What Should I Do Before Lending or Borrowing Money?

First things first, use a promissory note. Any time a significant amount of money is involved it’s probably best to get everything in writing. A promissory note documents the details of the loan and serves as a record in case any problems come up later.

How Can I Collect a Debt Owed to Me?

There’s a few things to keep in mind when pursuing a debt:

Be Polite

Even though the debtor has broken their word, collecting on a debt tends to go more smoothly if you’re polite. Contact the debtor and ask if they remember the debt and when they plan to pay. Sometimes, they may have just forgotten. But no matter what, being combative is the surest way to stall the process.

Put Your Requests for Payment in Writing

 

If your first entreaties are ignored, it’s time to send letters. 30, 60, and 90 Day Past Due Notices can be used for this purpose. They’ll create a paper trail and show your debtor that you’re serious about getting repaid. Keep copies of these letters in case you end up in court down the line.

Think about a Debt Settlement Agreement

 

If your debtor has fallen on hard times or if you’re worried about recouping your loan or if the amount you loaned is simply not worth the hassle, think about using a Debt Settlement Agreement. With this, you can amend the original agreement, changing the amount owed or the time frame in which the debtor must pay you. Sometimes, avoiding protracted courtroom battles or the worry about losing a friend over a debt can spur people to using these agreements. You’ll have to consider whether it’s right for your particular case, but it’s good to know that the option is available.

Speak With a Lawyer

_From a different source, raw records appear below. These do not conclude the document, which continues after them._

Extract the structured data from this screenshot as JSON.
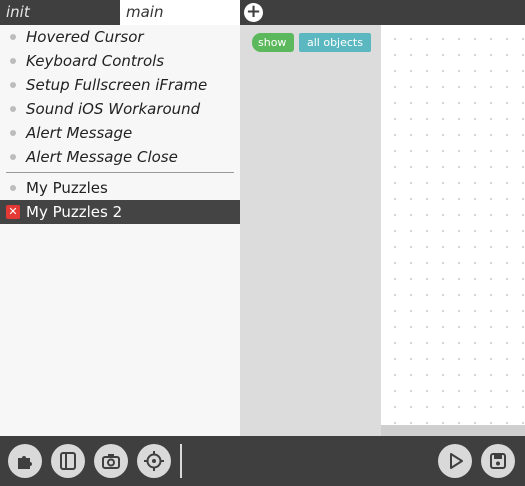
{
  "tabs": [
    {
      "label": "init"
    },
    {
      "label": "main"
    }
  ],
  "sidebar": {
    "italic_items": [
      {
        "label": "Hovered Cursor"
      },
      {
        "label": "Keyboard Controls"
      },
      {
        "label": "Setup Fullscreen iFrame"
      },
      {
        "label": "Sound iOS Workaround"
      },
      {
        "label": "Alert Message"
      },
      {
        "label": "Alert Message Close"
      }
    ],
    "puzzles": [
      {
        "label": "My Puzzles"
      },
      {
        "label": "My Puzzles 2"
      }
    ]
  },
  "flyout": {
    "block_show": "show",
    "block_objects": "all objects"
  },
  "colors": {
    "bar": "#3f3f3f",
    "block_green": "#5cb85c",
    "block_teal": "#5bb8c0",
    "close_red": "#e53935"
  },
  "icons": [
    "plus-icon",
    "puzzle-icon",
    "frame-icon",
    "camera-icon",
    "crosshair-icon",
    "play-icon",
    "save-icon"
  ]
}
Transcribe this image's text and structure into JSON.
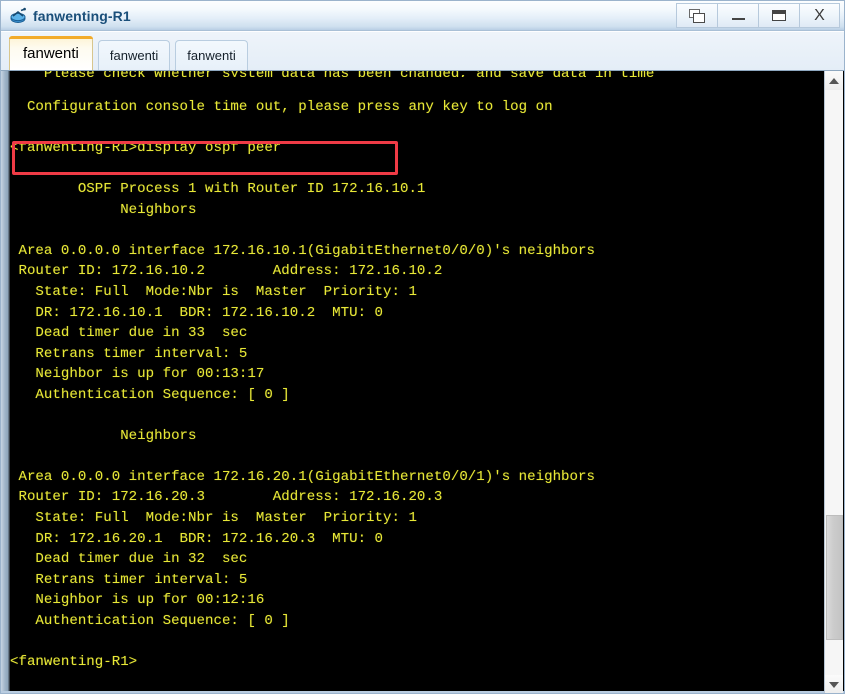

Hopefully, it never comes to this but if your personal attempts to collect your debt go ignored or otherwise fail, it’s time to call a lawyer.If you were a business, a collections agency might be your best option. In personal matters, however, it’s generally smarter to enlist the help of an attorney first. Have the attorney write a letter to the debtor. The appearance of a demand letter on legal stationery can show your debtor you’re serious about getting what you’re owed.

 

What Are Some Final Options?

 

If your debtor still won’t pay then you may need to consider court. Of course, if you’ve consulted with an attorney during the process, it’s a good idea to ask his or her advice as to how to proceed. After all, every loan, every debt, and every situation is different. A good lawyer can advise you how best to navigate your unique situation.